There is, however, a solution: Stormpath, an open user management REST-based application programming interface (API) that works with any language. Particularly where cloud application development is the goal Stormpath makes a lot of sense because writing a user user management subsystem is akin to reinventing the wheel and it's not what your focus should be on. Stormpath makes it not only simple to avoid a whole heap of code it also means that you can skp a an additional testing load.
Users are created through the Stormpath Web console or through the API and you can mirror your internal LDAP or Active Directory user databases in the Stormpath service. Authentication is a single API call and you can brand all of the email messages used for verification and password resets.

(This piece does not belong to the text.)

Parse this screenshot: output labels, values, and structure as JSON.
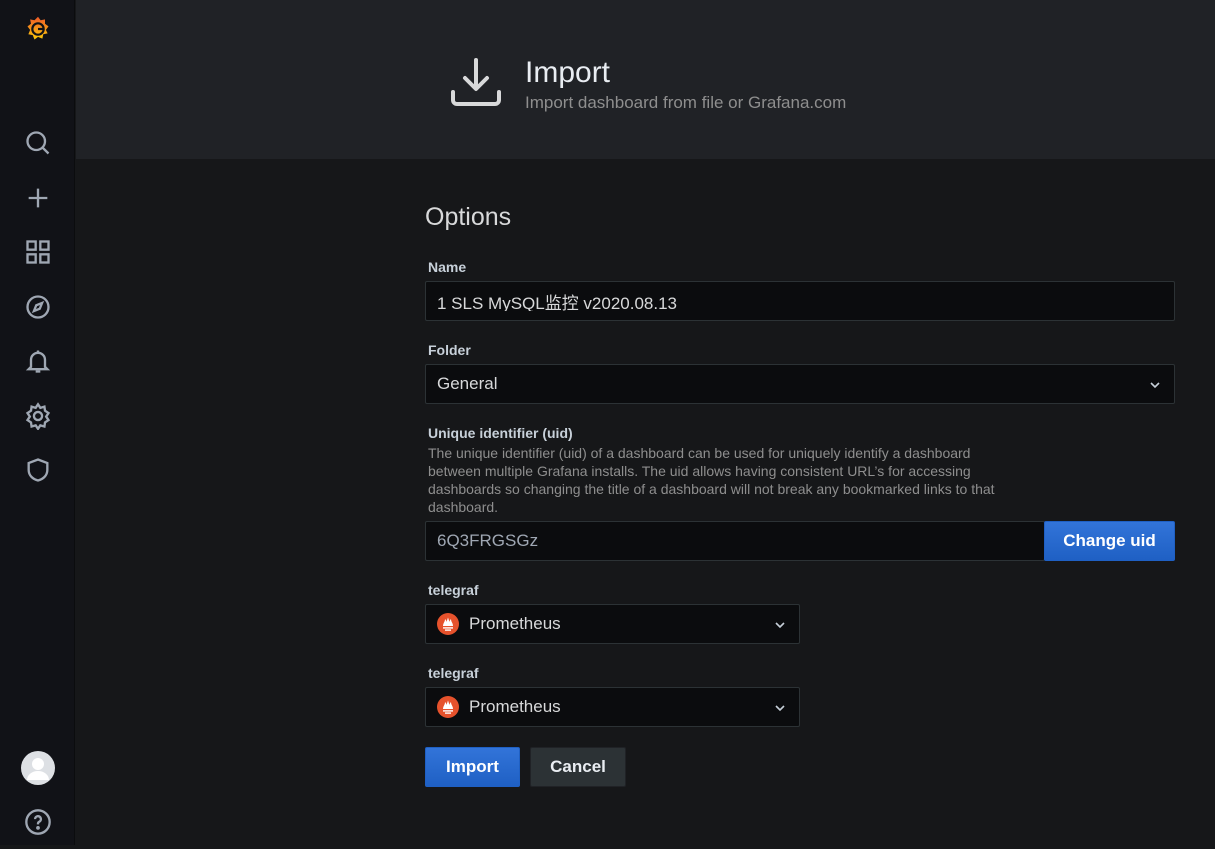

While the REST API is accessible from any language Stormpath specifically provides wrappers and example applications in Java, Ruby, Rails, and PHP. Stormpath also supports integration with Apache Shiro and Rails Devise,
You can start with a free account for open source, non-profit, and education projects which allows for unlimited users and 50,000 API calls per month or go with a Production account for $195 per month which increases the API call limit to 5,000,000 per month. Enterprise plans start at $1,995 per month and LDAP mirroring for Production and Enterprise editions is an extra charge starting at $95 for up to 10 users. An On-Premise Edition is also available for $39,995 per year.
Stormpath is a great idea and its API is well-designed and well-documented. It's also a great example of a type of service that will become much more common over the next few years where functions such as user management, database support, workflow, scheduling, routing, and other "standard" subsystems will be provided by specialist vendors in the cloud to support a core custom application.
Let me know what you think of this "out-coding" idea and if you've looked at or used Stormpath.